The art of pattern-cutting requires much skill, sound judgment, anticipating thought, a knowledge of the rules and principles of shoemaking, and, above all, a cultivated style and natural taste. The science, consisting of rules, measurements, proportions, methods, etc., is of little practical value without artistic abilities to execute the work. The various ways of producing patterns are so different, and the productions so unlike each other, that many must perforce be incorrect. Pattern-making is a branch of the industry that repays, more than any other, a careful theoretical study. A certainty of fit should be the ambition of every cutter, and not a reliance upon comparisons with other patterns.

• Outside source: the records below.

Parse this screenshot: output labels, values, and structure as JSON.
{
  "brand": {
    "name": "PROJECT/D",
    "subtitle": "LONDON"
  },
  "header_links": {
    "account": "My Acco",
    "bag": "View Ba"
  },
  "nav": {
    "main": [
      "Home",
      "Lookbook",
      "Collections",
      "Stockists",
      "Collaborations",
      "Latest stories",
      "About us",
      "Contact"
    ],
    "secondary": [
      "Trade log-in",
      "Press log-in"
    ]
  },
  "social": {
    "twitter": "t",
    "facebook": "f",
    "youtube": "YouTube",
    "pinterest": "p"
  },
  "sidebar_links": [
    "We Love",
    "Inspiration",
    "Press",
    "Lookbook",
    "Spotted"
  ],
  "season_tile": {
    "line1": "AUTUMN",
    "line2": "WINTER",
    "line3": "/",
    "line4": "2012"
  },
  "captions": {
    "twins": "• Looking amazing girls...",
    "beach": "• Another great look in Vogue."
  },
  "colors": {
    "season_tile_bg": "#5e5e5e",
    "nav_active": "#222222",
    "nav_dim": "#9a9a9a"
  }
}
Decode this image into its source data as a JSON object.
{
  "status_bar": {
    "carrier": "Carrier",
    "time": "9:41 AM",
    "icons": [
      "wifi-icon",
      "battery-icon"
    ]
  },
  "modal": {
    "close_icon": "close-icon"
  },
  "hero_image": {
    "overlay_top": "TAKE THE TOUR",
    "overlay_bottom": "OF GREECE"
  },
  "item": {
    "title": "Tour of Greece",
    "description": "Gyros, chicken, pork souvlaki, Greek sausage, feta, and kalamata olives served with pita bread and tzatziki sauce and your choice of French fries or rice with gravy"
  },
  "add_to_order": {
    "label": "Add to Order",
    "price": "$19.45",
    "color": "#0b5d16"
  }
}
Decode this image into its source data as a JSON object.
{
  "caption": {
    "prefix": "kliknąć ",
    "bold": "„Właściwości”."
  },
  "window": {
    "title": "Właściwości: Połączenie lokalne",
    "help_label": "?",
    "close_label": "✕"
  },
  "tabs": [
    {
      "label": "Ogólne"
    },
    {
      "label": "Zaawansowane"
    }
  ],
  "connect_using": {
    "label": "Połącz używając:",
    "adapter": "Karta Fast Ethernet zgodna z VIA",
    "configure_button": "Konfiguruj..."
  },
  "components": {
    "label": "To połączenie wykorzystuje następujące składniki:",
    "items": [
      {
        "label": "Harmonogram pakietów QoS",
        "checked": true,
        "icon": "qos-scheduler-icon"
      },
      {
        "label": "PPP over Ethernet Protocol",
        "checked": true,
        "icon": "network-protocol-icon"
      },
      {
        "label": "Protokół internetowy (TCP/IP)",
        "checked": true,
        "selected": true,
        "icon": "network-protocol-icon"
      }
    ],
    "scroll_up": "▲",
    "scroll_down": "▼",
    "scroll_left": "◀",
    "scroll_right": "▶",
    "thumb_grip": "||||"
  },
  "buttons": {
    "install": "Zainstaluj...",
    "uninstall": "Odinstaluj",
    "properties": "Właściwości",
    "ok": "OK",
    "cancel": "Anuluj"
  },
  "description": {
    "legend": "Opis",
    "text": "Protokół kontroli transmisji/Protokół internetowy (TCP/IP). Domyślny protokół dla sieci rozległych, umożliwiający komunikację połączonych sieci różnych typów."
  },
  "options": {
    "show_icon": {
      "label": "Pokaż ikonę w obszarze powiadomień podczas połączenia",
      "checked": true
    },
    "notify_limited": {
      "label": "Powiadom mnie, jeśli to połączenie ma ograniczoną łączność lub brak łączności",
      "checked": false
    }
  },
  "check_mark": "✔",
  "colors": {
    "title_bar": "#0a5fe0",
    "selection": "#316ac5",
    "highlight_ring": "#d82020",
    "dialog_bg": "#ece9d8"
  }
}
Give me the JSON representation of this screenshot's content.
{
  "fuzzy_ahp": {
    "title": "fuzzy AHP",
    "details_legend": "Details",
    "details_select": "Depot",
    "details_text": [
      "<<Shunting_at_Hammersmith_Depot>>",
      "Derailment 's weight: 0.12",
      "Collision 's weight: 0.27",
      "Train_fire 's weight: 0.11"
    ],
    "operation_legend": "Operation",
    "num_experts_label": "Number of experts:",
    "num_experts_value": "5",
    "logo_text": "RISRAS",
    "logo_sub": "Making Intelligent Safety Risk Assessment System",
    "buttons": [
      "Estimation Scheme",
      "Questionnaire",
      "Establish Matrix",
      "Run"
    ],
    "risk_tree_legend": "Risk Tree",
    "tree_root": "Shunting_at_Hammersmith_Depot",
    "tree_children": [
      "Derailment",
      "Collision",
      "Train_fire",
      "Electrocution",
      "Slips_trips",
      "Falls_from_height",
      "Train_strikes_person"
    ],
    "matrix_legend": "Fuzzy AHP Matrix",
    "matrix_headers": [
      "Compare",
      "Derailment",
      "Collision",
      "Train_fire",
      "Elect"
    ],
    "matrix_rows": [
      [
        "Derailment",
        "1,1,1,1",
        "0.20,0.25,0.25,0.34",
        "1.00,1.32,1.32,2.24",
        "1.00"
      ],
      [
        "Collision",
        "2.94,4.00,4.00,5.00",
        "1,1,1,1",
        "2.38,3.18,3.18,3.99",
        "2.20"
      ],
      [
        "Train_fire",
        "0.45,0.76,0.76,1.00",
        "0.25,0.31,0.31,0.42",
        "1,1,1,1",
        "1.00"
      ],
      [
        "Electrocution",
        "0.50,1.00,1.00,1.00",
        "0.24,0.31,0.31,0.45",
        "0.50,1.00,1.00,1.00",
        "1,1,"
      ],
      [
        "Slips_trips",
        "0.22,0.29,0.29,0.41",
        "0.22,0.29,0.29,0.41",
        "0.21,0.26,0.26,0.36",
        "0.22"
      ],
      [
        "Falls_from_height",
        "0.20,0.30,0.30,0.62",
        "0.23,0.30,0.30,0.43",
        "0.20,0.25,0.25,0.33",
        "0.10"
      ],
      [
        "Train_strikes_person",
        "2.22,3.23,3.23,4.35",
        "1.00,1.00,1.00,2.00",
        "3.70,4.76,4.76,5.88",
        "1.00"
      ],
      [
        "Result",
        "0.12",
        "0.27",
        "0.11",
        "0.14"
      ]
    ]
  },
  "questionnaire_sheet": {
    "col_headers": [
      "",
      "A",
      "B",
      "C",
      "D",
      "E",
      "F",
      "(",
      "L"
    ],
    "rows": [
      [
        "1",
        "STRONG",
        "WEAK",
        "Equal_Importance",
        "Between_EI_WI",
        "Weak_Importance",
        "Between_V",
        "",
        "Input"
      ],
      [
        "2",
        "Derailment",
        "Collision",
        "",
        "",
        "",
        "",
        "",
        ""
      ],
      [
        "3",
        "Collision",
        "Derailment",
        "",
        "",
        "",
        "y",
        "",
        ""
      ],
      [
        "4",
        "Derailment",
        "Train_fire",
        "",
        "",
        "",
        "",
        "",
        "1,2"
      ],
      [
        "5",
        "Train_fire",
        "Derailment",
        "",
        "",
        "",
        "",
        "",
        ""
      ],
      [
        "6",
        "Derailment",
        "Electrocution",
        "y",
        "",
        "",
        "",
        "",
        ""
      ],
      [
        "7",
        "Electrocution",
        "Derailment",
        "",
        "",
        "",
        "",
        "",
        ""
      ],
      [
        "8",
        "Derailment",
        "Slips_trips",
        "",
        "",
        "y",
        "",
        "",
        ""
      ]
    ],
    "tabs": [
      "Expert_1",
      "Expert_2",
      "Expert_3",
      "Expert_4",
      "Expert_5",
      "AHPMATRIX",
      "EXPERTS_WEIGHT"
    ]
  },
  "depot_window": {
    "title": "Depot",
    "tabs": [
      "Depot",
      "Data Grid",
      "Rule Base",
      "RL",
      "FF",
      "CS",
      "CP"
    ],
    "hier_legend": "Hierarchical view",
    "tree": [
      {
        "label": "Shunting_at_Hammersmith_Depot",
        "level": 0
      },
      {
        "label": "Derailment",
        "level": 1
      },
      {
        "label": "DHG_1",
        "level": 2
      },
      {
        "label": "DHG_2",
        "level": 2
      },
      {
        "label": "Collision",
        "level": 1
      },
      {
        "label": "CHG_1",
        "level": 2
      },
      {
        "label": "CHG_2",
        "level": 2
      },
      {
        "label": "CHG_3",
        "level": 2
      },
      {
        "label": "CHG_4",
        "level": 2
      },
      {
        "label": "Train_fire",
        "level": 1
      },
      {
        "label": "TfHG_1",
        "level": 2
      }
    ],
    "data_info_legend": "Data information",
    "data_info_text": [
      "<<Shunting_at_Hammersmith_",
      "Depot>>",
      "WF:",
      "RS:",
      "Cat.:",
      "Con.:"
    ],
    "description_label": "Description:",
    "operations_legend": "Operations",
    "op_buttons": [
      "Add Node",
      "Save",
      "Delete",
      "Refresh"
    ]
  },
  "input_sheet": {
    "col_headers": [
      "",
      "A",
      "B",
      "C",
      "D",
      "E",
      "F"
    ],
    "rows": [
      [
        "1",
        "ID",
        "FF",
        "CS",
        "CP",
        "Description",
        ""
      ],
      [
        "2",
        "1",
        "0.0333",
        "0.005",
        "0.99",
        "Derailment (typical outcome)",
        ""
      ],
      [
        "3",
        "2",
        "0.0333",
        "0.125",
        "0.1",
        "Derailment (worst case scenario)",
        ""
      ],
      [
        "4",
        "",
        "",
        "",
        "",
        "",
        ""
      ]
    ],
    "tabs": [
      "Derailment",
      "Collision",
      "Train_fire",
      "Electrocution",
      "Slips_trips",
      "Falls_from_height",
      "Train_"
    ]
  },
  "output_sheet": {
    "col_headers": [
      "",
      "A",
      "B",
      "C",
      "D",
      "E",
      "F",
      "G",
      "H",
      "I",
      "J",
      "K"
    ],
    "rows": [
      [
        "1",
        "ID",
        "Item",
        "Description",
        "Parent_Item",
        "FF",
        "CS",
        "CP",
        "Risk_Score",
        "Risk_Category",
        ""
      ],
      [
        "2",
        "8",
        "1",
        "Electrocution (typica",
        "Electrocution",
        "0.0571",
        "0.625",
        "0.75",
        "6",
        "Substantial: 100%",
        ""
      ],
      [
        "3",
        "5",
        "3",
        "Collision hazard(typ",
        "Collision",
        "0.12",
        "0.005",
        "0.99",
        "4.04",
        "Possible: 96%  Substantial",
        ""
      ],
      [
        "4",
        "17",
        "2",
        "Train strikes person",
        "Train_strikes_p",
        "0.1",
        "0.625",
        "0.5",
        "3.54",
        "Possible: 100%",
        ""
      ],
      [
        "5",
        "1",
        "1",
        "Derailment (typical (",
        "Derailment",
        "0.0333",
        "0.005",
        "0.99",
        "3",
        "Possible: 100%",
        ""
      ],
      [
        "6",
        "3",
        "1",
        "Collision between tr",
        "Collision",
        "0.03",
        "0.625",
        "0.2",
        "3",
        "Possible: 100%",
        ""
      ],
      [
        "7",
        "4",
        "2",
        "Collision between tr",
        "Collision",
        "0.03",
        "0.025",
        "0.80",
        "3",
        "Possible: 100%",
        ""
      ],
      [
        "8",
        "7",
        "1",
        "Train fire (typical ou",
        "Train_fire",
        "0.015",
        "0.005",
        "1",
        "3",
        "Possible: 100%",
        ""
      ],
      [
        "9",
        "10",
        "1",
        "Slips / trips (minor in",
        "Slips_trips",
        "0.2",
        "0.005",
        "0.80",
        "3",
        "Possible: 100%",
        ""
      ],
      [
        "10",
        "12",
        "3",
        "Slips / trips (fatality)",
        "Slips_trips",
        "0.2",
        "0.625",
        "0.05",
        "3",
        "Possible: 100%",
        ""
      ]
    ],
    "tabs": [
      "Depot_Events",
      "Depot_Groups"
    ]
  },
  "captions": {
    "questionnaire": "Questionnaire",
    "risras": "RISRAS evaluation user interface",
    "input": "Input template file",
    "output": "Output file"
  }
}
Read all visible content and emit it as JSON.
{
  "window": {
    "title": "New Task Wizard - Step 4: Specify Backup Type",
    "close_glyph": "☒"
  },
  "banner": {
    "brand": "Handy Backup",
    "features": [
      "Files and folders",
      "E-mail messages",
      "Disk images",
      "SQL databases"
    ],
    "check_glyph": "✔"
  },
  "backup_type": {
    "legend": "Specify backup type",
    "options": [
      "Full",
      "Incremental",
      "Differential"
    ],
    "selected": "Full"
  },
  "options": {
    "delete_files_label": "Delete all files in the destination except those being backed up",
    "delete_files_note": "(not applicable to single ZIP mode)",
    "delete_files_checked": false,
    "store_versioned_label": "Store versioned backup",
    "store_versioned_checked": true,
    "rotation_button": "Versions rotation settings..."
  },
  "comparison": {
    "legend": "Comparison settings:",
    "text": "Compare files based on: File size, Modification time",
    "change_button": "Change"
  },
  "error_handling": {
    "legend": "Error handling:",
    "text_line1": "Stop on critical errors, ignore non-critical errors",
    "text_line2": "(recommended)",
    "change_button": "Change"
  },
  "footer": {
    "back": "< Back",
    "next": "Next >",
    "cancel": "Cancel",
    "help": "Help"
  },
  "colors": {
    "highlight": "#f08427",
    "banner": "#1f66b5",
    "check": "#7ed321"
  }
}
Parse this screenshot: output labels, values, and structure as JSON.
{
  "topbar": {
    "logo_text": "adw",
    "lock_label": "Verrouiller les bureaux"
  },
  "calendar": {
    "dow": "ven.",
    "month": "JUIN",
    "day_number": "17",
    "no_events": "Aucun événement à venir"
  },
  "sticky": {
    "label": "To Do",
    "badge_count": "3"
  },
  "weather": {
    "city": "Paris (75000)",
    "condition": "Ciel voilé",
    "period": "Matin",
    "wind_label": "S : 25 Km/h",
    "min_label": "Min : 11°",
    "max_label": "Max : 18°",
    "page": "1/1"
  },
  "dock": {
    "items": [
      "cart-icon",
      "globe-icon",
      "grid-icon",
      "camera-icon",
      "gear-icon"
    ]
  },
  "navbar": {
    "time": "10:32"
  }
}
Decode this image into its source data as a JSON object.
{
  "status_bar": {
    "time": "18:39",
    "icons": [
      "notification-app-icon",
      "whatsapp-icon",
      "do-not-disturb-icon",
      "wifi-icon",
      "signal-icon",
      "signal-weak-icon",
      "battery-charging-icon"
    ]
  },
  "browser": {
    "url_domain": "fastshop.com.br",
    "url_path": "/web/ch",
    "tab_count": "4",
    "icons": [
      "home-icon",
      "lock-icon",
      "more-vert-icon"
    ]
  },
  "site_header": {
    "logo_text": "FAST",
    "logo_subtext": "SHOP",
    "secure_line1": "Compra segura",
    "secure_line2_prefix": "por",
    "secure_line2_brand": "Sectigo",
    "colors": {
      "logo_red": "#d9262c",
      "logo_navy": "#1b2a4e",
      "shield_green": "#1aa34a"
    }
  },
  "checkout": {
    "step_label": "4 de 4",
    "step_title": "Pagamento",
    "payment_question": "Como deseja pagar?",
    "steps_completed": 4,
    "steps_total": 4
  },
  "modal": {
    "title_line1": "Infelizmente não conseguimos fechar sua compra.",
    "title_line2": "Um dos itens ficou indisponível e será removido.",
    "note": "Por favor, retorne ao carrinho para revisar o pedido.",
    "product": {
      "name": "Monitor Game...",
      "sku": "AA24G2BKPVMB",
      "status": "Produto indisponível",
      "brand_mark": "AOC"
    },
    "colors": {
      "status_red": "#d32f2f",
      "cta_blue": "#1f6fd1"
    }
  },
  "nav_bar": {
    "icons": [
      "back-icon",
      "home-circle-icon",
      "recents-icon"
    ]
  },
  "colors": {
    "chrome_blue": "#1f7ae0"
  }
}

The aim of a pattern-cutter should be to produce a boot which, when removed from the last, looks as though the last was still there, and it should conform to the last in little details - the lighter the material of the boot the more snugly it should fit. This is not so easy as it would at first sight appear. The various curves in a last in different directions, that have to be fitted with a flat material possessing "stretch," requires not a little care and thought. The pattern is flat, while the leg and foot are rounded, so that when the curves on the flat pattern are in position, bent to the leg and foot, they are altered in appearance.

Pattern-Making may be divided into sections, for convenience of description. The production of the portion to fit the last may be termed forme cutting; adding to the forme the remaining parts to complete the pattern that may be used to obtain the parts from which to cut the leather may for distinction be termed standard construction ; and scaling the other patterns from the standard to complete a "set" classed as grading. The production of a new shape, or the modifying of an old style, may be termed designing. Long work, or cutting patterns for Wellingtons, jockeys, etc., is another division.